The Congress is a science fiction story starring Robin Wright in the role of herself. Without working for years, in addition to the deteriorating health of one of her children, she needs fresh money.
When production studios offered to hand over her digitized image to exploit her as the lead in their films endlessly, she is initially reluctant.
So the woman accepts the scan to make her become an immortal digitized actress, ending abused in bad films that she would never have done.
Years later, on the eve of the contract’s expiration, the woman goes to a congress, where she has to inhale an unknown chemical substance before the entrance.
She will awaken in a world of imagination in the likeness of a cartoon, able to mold reality to her desires in an apparent infinite paradise.
But the magnificent fiction won’t last forever. After many years, indeed, her desire to see family again will awaken the unstoppable desire to return to reality.
The Congress is a sweet poem combined with a terrible dystopian nightmare, half movie, and half animation.
A story set in a future where humanity blissfully lives in a chemical lie, perpetually deceived by their minds. In this world, men can only be addicted to their dreams or accepting their lonely but real dying civilization.
Robin Wright works hard as a more mature actress, taking on the meta cinema challenge of playing herself.
An aged star’s role is a harsh criticism of cinema’s artificial world. Unable to accept aging and decline, following the illusion of being forever young.
The actress doesn’t make easy choices by always presenting herself as the beautiful and the good in every situation. Indeed, she plays an imperfect woman who doesn’t always make the right choices for the right reasons.
Finally, Paul Giamatti, in a small but crucial role, adds extra emotion to a very intense story. Playing the actress’s family doctor, the man will be the only constant over the years for the actress and her children.
Ari Folman writes and directs an incredible sci-fi fantasy, real and cruel to its characters and still delightfully romantic.
The cast immerses entirely in their roles, and the cartoon sequences are magnificent, closer to Salvador Dalí style than to modern animated movies.
This surreal and elegant drawing frames perfectly an inextricable personal drama. The epic of a mother who does not want to surrender to forces impossible to fight.
Although critics appreciated it, The Congress did not have commercial success in cinemas, unfairly snubbed by large international distribution.
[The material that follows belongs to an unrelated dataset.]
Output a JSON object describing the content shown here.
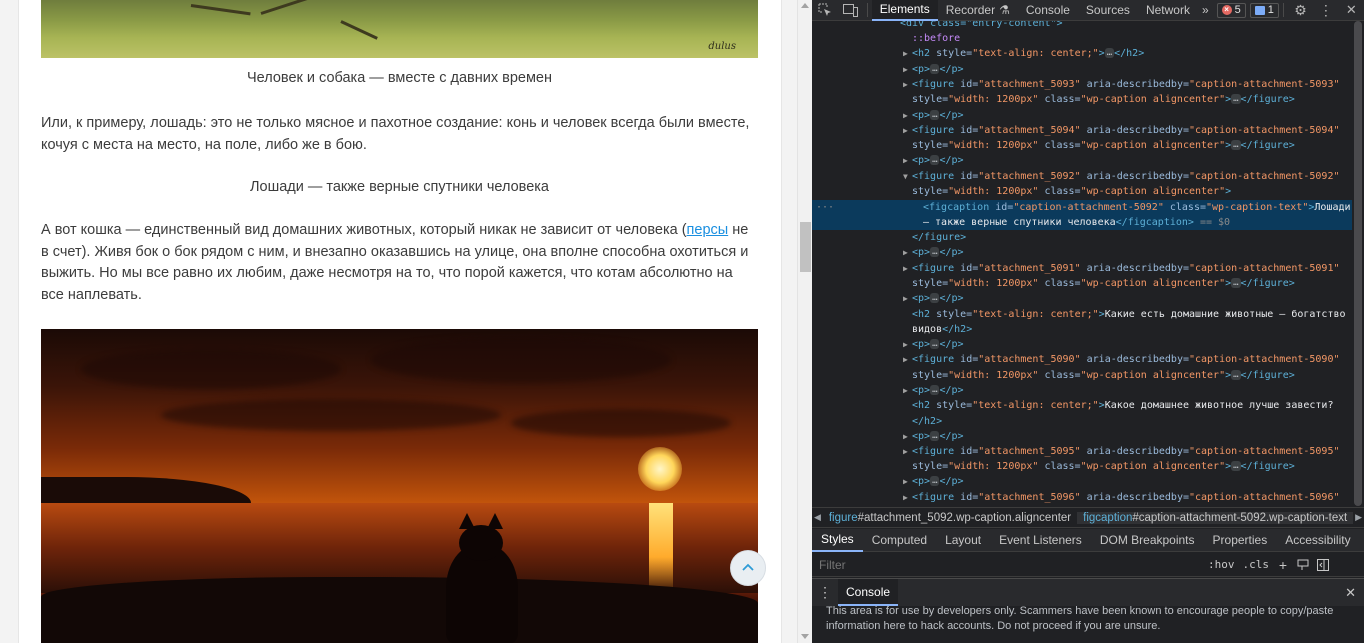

In conclusion, a movie I recommend to all those who love to dream and think. Reflecting on the human species’ destiny, wondering if our qualities will ever prevail on our darker sides.